Rotimi Makinde Makes Case for Customary Courts, Express Readiness To Offer Best
A member of Osun State Judicial Service Commission, Hon. Rotimi Makinde has disclosed readiness to offer his best in re-positioning the state judiciary to an enviable level, even as he makes case for State Customary Courts in the country for general public good.
The former Federal Parliamentarian who represented Ife Federal Constituency in the 7th Assembly during a chat with some selected media practitioners in his home town said; ”Ethnic Customary law is enforced in customary courts.
These courts are at the lowest rung of the hierarchy of courts and in most cases are presided over by non- legally trained personnel. Judiciary is very critical to the maintenance of good governance and a just society. Government needs to ensure that the grundnorm is not desecrated, providing necessary checks and balances with regards to the actions of the executive and legislative arms of government.
”It will be necessary to increase the jurisdiction of Customary courts to accommodate minor offences such as minor traffic, marital and sanitation offences which do not require custodial sentences. I also recommend that those who make laws for the states should look at the Osun State Customary Courts Law with a view to expanding the jurisdiction which in turn will advance our justice delivery system.”
”With due respect, I urge State governments to invest heavily on Judges at the Customary Courts, this will help to increase and add value to their experience through training and retraining and other judicial capacity building initiatives.
We have seen situations whereby lawyers just bamboozle judges at Customary Courts with semantics and some technical legal terms, often times they have their ways, this is not good for the system at all. This should not be the case anymore. We need to strengthen our institutions for general public good.” Makinde stated
Continuing, Makinde said, ”Judiciary is an arm of government that is charged with the responsibility of interpretation of laws and settlement of disputes. It is commonly called the last hope of the common man and all hands must be on deck not to truncate this laudable goal.
The Constitution of Federal Republic of Nigeria (as amended) (CFRN) is supreme and every other law in the country derives is validity from it. It also provides that if any other law in the country is inconsistent with the provisions of the constitution such law becomes illegal, unconstitutional and void.”
The astute and dogged politician at length stressed that, "Section 282 (1) of the CFRN provides that a Customary Court of a State shall exercise appellate and supervisory jurisdiction in CIVIL PROCEEDINGS involving questions of CUSTOMARY LAW.
"Sub-Section 2 of the same 282 goes further to provide that (Section 282), a Customary Court of Appeal of a state shall exercise such jurisdiction and decide such questions (Customary Law) as may be prescribed by the House of Assembly of the State for which it is established.

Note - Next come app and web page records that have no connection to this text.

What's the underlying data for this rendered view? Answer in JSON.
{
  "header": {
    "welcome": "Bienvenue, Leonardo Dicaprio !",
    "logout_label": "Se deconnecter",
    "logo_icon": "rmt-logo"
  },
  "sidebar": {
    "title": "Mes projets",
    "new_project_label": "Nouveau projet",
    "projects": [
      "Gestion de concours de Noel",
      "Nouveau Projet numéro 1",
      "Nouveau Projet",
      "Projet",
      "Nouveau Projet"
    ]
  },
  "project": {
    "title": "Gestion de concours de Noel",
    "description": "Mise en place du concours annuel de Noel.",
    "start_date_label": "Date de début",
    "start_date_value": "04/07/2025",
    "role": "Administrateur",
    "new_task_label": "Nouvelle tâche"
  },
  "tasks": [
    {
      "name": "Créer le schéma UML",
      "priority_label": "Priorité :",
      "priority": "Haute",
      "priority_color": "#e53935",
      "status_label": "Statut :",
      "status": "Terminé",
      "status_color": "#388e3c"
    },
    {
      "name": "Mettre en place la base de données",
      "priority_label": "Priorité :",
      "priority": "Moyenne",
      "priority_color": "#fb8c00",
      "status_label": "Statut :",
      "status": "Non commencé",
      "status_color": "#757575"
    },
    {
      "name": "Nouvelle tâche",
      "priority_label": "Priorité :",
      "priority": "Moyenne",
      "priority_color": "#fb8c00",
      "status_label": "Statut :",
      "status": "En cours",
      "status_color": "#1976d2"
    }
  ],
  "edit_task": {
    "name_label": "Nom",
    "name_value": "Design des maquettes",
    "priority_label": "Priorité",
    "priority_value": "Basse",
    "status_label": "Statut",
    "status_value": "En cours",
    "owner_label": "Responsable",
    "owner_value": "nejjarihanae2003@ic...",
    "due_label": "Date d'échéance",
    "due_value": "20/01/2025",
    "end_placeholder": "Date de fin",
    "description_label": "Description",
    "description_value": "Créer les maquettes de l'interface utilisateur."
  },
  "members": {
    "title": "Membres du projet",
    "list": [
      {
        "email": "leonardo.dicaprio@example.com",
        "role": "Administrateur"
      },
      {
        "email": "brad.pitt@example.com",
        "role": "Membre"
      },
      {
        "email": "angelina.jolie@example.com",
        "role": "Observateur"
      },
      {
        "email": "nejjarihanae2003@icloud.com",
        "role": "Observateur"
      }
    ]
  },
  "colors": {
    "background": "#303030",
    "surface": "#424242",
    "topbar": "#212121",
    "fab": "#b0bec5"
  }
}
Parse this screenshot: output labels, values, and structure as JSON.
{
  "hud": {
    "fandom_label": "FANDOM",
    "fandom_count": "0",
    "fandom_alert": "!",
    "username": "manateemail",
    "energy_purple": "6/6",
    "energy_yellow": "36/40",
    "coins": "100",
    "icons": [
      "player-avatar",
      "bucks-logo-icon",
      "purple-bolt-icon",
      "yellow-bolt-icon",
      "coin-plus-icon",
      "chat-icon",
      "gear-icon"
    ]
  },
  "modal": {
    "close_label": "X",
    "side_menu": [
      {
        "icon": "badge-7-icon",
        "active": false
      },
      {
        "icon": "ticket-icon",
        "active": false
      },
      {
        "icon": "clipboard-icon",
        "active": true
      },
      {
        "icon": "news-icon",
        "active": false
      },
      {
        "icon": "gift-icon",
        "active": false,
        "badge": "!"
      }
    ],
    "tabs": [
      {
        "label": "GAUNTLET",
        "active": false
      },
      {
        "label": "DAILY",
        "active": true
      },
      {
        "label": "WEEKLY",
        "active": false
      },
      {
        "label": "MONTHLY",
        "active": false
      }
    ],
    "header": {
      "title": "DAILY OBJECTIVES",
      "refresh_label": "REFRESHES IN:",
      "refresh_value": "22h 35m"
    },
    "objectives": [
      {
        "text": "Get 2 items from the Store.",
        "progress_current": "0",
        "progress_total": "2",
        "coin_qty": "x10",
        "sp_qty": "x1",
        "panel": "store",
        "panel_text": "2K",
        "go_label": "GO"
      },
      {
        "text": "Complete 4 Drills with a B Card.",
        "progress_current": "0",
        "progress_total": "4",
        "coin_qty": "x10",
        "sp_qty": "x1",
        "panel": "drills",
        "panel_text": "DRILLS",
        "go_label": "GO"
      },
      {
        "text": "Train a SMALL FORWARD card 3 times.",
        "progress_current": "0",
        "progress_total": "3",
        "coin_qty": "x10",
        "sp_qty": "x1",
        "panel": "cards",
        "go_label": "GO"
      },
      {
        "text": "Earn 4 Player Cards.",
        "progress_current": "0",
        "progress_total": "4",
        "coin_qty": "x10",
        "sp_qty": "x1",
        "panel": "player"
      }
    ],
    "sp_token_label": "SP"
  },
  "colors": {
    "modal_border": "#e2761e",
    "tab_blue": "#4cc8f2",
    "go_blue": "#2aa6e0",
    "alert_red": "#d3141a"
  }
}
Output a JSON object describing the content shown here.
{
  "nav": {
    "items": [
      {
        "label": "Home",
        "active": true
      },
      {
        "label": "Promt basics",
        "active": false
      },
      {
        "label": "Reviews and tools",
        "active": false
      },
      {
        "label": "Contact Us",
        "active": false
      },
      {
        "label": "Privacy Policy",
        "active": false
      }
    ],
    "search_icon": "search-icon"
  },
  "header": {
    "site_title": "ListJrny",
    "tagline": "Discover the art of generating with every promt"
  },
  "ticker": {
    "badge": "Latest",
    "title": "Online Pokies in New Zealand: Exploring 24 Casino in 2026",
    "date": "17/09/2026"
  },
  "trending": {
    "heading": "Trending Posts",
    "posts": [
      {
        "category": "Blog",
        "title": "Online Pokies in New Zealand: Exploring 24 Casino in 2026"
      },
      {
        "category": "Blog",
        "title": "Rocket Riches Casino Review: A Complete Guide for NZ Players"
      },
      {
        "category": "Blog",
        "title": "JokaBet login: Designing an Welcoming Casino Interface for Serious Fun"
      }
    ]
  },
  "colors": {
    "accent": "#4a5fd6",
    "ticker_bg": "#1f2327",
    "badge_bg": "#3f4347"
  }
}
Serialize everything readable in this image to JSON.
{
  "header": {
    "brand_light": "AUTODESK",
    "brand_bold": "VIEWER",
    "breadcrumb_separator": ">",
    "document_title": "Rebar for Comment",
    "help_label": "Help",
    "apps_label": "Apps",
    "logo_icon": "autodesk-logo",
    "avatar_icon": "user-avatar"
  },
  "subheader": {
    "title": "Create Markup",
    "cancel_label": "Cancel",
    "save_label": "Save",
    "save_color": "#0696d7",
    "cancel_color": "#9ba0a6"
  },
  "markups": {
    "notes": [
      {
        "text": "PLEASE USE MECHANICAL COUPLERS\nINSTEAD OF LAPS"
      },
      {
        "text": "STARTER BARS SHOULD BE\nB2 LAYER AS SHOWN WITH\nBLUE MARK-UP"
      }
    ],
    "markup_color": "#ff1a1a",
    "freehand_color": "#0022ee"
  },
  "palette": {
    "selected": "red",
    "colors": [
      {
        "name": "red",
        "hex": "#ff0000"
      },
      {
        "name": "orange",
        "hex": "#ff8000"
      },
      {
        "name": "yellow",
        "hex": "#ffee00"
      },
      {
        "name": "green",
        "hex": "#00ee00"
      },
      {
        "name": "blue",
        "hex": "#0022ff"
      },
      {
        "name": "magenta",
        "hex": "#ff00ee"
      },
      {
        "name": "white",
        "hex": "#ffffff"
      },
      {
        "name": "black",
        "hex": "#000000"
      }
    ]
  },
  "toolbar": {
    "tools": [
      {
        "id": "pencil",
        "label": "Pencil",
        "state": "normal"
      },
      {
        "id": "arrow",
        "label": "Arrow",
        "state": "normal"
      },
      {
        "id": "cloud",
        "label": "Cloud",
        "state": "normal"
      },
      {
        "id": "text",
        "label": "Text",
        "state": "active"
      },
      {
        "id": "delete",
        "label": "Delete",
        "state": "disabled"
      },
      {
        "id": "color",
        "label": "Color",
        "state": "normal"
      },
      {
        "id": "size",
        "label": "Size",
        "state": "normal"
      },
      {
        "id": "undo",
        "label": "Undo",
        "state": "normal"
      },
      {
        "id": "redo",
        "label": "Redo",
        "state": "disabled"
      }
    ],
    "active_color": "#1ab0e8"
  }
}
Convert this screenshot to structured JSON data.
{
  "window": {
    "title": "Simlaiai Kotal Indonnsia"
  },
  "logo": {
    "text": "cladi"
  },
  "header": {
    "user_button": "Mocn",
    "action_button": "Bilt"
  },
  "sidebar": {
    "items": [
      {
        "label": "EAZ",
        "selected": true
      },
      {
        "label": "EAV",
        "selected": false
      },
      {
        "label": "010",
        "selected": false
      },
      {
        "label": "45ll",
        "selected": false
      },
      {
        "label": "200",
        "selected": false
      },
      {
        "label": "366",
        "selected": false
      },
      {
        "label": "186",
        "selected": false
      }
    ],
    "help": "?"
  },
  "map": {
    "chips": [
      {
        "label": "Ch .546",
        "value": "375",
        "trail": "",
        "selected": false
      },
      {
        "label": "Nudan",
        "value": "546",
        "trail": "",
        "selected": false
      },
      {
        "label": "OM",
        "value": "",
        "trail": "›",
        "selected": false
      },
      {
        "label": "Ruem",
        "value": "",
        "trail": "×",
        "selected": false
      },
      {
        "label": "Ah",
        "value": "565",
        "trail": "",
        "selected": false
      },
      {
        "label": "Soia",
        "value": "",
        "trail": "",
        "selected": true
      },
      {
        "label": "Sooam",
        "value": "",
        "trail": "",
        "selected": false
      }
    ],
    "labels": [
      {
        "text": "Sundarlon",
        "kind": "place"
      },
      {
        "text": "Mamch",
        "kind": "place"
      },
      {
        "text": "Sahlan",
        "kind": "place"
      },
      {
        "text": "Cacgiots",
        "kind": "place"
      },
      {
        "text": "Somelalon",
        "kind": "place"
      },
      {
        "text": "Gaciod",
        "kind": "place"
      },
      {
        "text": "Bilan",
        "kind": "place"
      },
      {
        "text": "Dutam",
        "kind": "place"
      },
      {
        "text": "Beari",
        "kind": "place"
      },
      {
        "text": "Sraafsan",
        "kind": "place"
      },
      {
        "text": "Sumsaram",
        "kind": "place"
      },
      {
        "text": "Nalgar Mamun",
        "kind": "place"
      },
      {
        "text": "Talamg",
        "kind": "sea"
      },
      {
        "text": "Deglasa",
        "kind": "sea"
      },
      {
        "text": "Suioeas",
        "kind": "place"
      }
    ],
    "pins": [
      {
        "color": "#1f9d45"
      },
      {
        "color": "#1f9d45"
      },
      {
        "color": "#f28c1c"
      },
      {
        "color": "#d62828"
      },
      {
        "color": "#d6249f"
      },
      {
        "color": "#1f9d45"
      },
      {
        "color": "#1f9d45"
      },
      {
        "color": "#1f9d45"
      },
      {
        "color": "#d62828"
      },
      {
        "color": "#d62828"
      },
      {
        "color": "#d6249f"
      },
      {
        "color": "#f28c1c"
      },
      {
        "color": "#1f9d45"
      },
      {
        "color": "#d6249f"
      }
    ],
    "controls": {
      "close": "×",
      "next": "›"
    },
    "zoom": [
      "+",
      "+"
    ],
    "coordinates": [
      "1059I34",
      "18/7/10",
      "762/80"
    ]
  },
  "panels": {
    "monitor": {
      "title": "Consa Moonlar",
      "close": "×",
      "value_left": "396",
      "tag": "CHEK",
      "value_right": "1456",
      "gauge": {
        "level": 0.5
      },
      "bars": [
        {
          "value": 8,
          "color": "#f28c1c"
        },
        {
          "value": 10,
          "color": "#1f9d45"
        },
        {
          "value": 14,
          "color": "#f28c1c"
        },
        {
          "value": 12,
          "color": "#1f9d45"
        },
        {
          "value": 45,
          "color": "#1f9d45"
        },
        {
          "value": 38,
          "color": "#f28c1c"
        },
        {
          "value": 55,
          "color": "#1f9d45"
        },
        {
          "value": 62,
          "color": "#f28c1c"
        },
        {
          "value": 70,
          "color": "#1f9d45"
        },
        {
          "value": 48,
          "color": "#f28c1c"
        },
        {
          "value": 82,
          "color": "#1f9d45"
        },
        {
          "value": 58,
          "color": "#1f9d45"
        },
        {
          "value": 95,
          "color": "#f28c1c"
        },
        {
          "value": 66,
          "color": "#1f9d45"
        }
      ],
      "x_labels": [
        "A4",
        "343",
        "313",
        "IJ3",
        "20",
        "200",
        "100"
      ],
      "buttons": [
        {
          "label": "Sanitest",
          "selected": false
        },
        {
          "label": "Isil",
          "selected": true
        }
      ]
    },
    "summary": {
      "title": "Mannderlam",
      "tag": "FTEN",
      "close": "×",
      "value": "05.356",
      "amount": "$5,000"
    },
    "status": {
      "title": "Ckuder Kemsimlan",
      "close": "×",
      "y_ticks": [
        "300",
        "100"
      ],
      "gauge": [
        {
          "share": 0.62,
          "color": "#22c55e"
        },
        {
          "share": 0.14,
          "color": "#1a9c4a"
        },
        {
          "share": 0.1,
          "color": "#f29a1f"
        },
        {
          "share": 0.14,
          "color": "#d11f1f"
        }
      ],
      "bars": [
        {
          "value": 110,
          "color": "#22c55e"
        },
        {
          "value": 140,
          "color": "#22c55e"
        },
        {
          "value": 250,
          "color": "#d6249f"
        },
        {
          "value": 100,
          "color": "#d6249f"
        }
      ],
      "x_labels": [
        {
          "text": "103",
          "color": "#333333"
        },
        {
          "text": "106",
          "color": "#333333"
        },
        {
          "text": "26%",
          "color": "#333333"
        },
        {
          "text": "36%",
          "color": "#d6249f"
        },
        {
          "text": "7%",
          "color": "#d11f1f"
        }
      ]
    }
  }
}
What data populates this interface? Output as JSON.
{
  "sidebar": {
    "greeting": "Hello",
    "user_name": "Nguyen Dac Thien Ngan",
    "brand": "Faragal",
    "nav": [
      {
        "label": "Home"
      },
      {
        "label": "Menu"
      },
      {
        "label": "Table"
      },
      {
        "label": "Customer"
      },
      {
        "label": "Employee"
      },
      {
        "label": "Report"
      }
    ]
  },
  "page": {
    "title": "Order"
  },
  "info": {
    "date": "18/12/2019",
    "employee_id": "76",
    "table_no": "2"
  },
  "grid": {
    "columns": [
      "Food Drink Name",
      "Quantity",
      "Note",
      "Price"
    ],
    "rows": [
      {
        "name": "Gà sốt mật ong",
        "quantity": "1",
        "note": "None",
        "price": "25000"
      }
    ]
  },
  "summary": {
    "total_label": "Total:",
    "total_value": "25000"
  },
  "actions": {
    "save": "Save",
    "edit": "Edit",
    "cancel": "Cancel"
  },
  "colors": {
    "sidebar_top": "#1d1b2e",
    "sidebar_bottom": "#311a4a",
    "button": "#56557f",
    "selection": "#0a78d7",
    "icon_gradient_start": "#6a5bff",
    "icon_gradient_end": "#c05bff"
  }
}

Therefore, it could be said that the validity for the establishment Customary Courts in states is derived from this constitutional provision." Makinde disclosed